b). Access to public services
Another potential revolution derived from the use of Blockchain technology in the management of digital identity would lie in greater agility, security, and transparency in relations between citizens and Public Administrations, among which include:
( i) access to services;
(ii) administrative procedures;
(iii) electoral processes; and,
(iv) any other processes and services.
Even more so, taking into account that an important part of the world population lacks documentary identification.
In any case, Blockchain (by itself or in combination with other technologies, such as biometric systems) could help create that unique digital identity from which a wide range of administrative procedures (census, certificates, licenses, public tenders, etc.), and all kinds of services, such as education; medical care; electronic voting; housing, among many others.

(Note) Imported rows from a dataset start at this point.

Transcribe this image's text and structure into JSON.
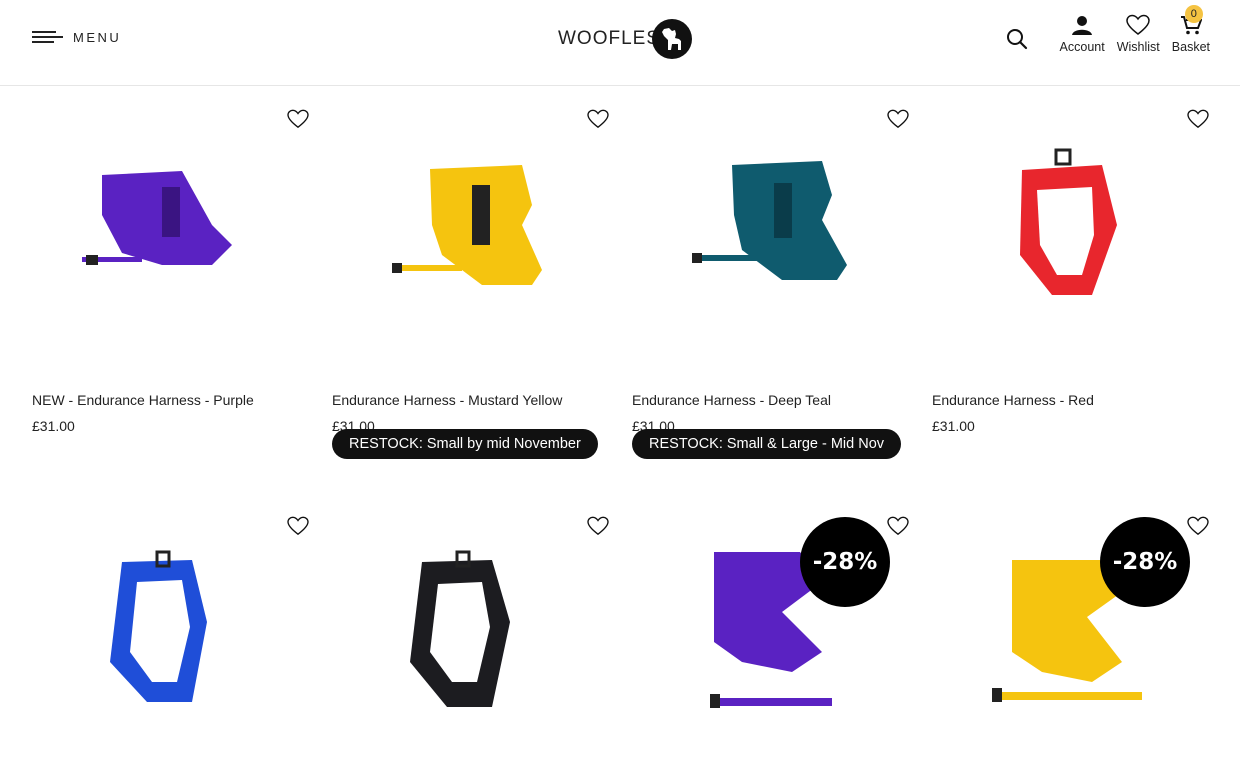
{
  "header": {
    "menu_label": "MENU",
    "logo_text": "WOOFLES",
    "account_label": "Account",
    "wishlist_label": "Wishlist",
    "basket_label": "Basket",
    "basket_count": "0"
  },
  "products": [
    {
      "name": "NEW - Endurance Harness - Purple",
      "price": "£31.00",
      "color": "#5a22c2"
    },
    {
      "name": "Endurance Harness - Mustard Yellow",
      "price": "£31.00",
      "color": "#f5c40f",
      "badge": "RESTOCK: Small by mid November"
    },
    {
      "name": "Endurance Harness - Deep Teal",
      "price": "£31.00",
      "color": "#0f5b6e",
      "badge": "RESTOCK: Small & Large - Mid Nov"
    },
    {
      "name": "Endurance Harness - Red",
      "price": "£31.00",
      "color": "#e8262d"
    },
    {
      "color": "#1f4ed8"
    },
    {
      "color": "#1c1c20"
    },
    {
      "color": "#5a22c2",
      "discount": "-28%"
    },
    {
      "color": "#f5c40f",
      "discount": "-28%"
    }
  ],
  "icons": {
    "menu": "hamburger-icon",
    "search": "search-icon",
    "account": "user-icon",
    "wishlist": "heart-icon",
    "basket": "basket-icon",
    "product_wishlist": "heart-outline-icon"
  }
}
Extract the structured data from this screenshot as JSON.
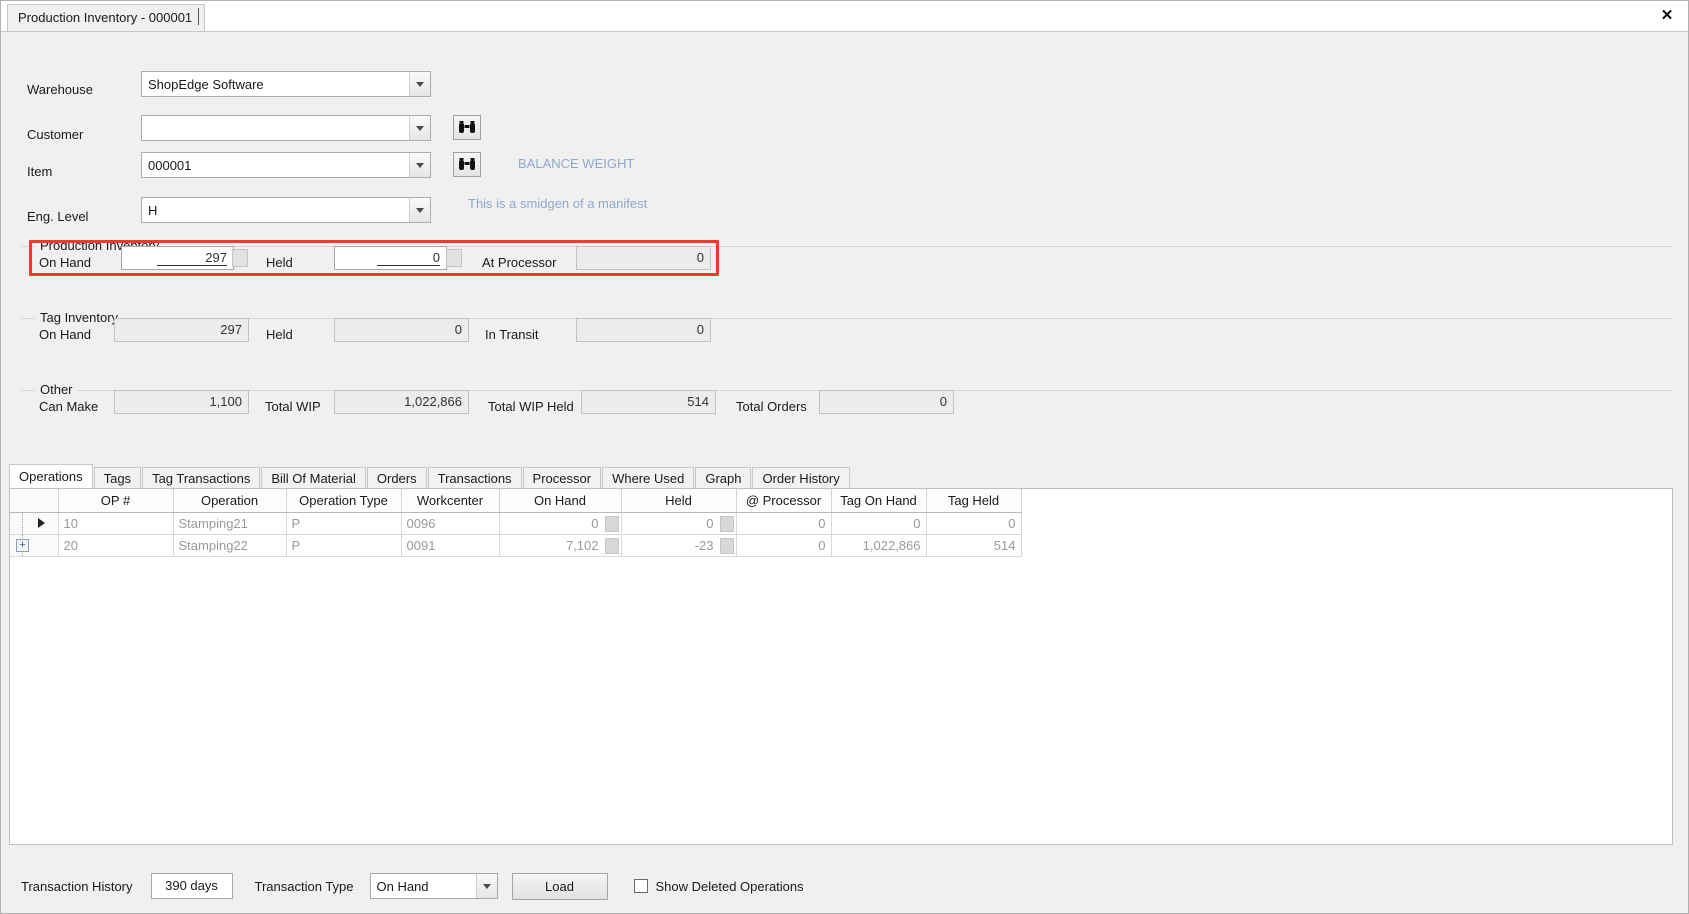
{
  "window": {
    "tab_title": "Production Inventory - 000001",
    "close_icon": "close-icon"
  },
  "form": {
    "warehouse": {
      "label": "Warehouse",
      "value": "ShopEdge Software"
    },
    "customer": {
      "label": "Customer",
      "value": "",
      "lookup_icon": "binoculars-icon"
    },
    "item": {
      "label": "Item",
      "value": "000001",
      "lookup_icon": "binoculars-icon",
      "hint": "BALANCE WEIGHT"
    },
    "eng_level": {
      "label": "Eng. Level",
      "value": "H",
      "hint": "This is a smidgen of a manifest"
    }
  },
  "production_inventory": {
    "title": "Production Inventory",
    "on_hand_label": "On Hand",
    "on_hand_value": "297",
    "held_label": "Held",
    "held_value": "0",
    "at_processor_label": "At Processor",
    "at_processor_value": "0",
    "highlight_color": "#ee3b30"
  },
  "tag_inventory": {
    "title": "Tag Inventory",
    "on_hand_label": "On Hand",
    "on_hand_value": "297",
    "held_label": "Held",
    "held_value": "0",
    "in_transit_label": "In Transit",
    "in_transit_value": "0"
  },
  "other": {
    "title": "Other",
    "can_make_label": "Can Make",
    "can_make_value": "1,100",
    "total_wip_label": "Total WIP",
    "total_wip_value": "1,022,866",
    "total_wip_held_label": "Total WIP Held",
    "total_wip_held_value": "514",
    "total_orders_label": "Total Orders",
    "total_orders_value": "0"
  },
  "tabs": [
    {
      "label": "Operations",
      "active": true
    },
    {
      "label": "Tags",
      "active": false
    },
    {
      "label": "Tag Transactions",
      "active": false
    },
    {
      "label": "Bill Of Material",
      "active": false
    },
    {
      "label": "Orders",
      "active": false
    },
    {
      "label": "Transactions",
      "active": false
    },
    {
      "label": "Processor",
      "active": false
    },
    {
      "label": "Where Used",
      "active": false
    },
    {
      "label": "Graph",
      "active": false
    },
    {
      "label": "Order History",
      "active": false
    }
  ],
  "grid": {
    "columns": [
      "OP #",
      "Operation",
      "Operation Type",
      "Workcenter",
      "On Hand",
      "Held",
      "@ Processor",
      "Tag On Hand",
      "Tag Held"
    ],
    "rows": [
      {
        "op": "10",
        "operation": "Stamping21",
        "operation_type": "P",
        "workcenter": "0096",
        "on_hand": "0",
        "held": "0",
        "at_processor": "0",
        "tag_on_hand": "0",
        "tag_held": "0",
        "selected": true
      },
      {
        "op": "20",
        "operation": "Stamping22",
        "operation_type": "P",
        "workcenter": "0091",
        "on_hand": "7,102",
        "held": "-23",
        "at_processor": "0",
        "tag_on_hand": "1,022,866",
        "tag_held": "514",
        "selected": false
      }
    ]
  },
  "bottom_bar": {
    "transaction_history_label": "Transaction History",
    "transaction_history_value": "390 days",
    "transaction_type_label": "Transaction Type",
    "transaction_type_value": "On Hand",
    "load_button": "Load",
    "show_deleted_label": "Show Deleted Operations",
    "show_deleted_checked": false
  }
}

c). The development of trade with our own personal data.
In this area, the most obvious possibility arises that it is the person himself who proceeds to sell his own personal data, thereby being able to obtain benefits. This possibility determines, for example, the possibility of certain companies, being those dedicated to trading with the personal data of citizens, avoided.
Today, it is expected that the implementation of Blockchain technology in future identity management systems will allow the secure exchange of user identity data.
The next step would be a distributed identity system where authority is not unique but distributed among a multitude of trusted actors.
The individual would not need to rely on a controller, issuer, or processor to comply with regulations to obtain, duplicate, move, send or secure their data. In this way, by decentralizing the process and giving control to the user, no institution could compromise the user’s identity data. This system would enable customers to use a digital “token” to verify their age when performing any type of operation.